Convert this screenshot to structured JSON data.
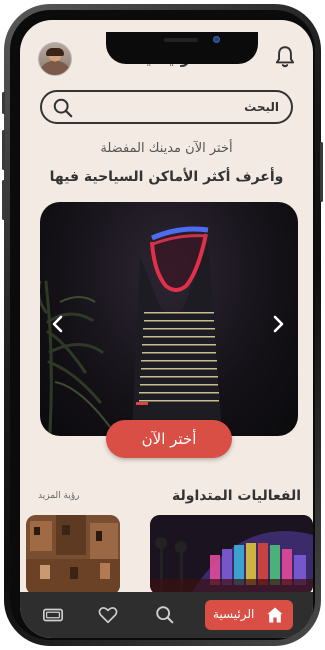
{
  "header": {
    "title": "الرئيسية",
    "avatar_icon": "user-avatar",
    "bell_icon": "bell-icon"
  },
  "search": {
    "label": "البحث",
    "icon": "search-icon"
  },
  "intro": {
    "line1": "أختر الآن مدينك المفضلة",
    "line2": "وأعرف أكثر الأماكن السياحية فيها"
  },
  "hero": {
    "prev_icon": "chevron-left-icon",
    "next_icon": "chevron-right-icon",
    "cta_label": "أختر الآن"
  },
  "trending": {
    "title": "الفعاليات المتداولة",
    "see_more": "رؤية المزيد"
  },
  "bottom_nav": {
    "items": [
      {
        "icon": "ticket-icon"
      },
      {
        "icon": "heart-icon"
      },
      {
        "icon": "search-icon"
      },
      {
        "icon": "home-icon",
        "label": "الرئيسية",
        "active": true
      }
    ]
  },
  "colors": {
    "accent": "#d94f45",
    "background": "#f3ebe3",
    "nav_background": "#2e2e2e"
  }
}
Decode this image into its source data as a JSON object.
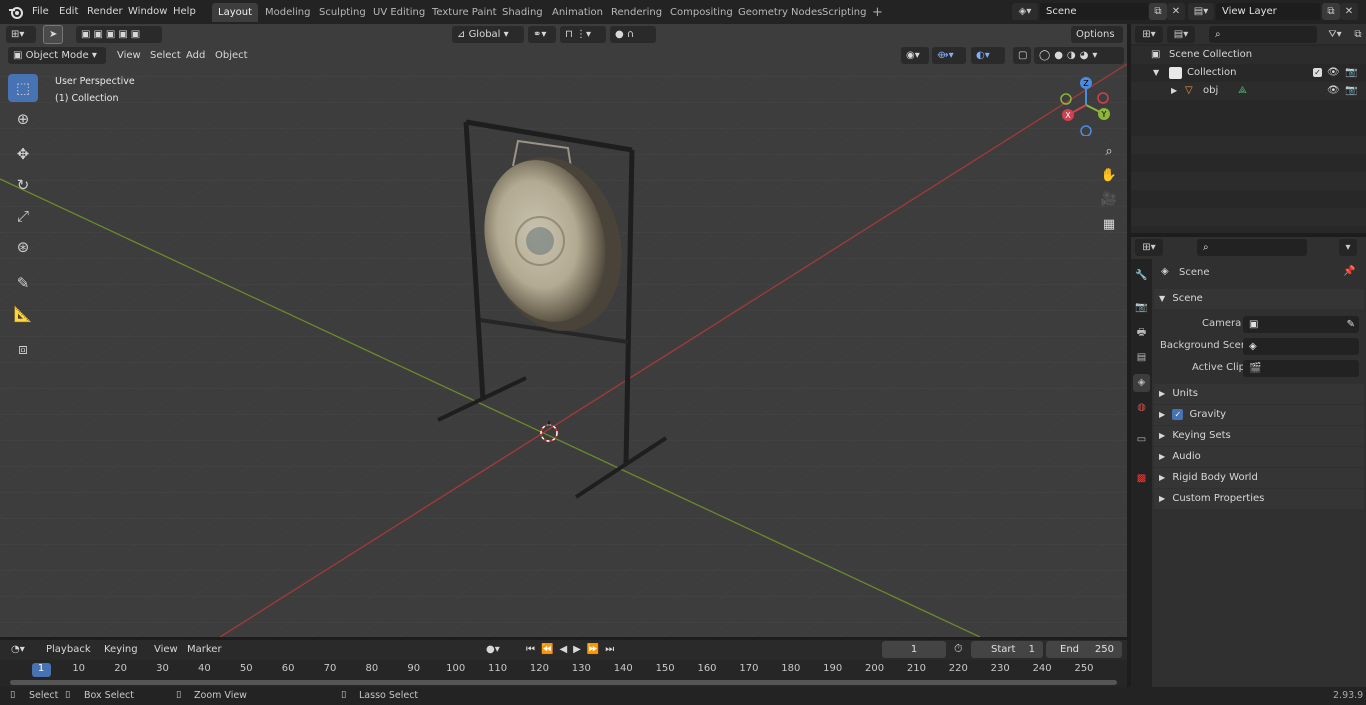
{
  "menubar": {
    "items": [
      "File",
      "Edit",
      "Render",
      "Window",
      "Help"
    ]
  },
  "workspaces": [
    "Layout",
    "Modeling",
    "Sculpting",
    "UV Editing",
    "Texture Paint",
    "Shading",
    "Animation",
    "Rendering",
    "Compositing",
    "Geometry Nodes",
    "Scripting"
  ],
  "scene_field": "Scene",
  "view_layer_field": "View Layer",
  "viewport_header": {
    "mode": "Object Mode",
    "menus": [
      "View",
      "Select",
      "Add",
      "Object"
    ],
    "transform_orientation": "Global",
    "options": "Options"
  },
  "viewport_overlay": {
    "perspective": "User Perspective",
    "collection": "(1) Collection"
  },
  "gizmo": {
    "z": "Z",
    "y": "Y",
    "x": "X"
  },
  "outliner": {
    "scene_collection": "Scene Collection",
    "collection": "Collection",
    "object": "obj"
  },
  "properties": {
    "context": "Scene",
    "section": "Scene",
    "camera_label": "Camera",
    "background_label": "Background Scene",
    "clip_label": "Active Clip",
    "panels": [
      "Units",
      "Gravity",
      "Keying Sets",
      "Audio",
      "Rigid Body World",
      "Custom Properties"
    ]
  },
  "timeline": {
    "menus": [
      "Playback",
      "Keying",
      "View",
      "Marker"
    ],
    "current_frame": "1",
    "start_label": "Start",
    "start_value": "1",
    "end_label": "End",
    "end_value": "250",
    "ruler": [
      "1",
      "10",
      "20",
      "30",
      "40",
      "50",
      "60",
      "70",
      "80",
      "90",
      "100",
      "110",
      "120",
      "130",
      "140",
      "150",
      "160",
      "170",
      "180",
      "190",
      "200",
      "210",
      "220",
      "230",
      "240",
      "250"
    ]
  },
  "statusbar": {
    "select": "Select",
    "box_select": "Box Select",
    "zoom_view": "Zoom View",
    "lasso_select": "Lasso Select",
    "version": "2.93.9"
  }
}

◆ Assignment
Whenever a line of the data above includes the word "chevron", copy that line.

◆ Result of this task
    "prev_icon": "chevron-left-icon",
    "next_icon": "chevron-right-icon",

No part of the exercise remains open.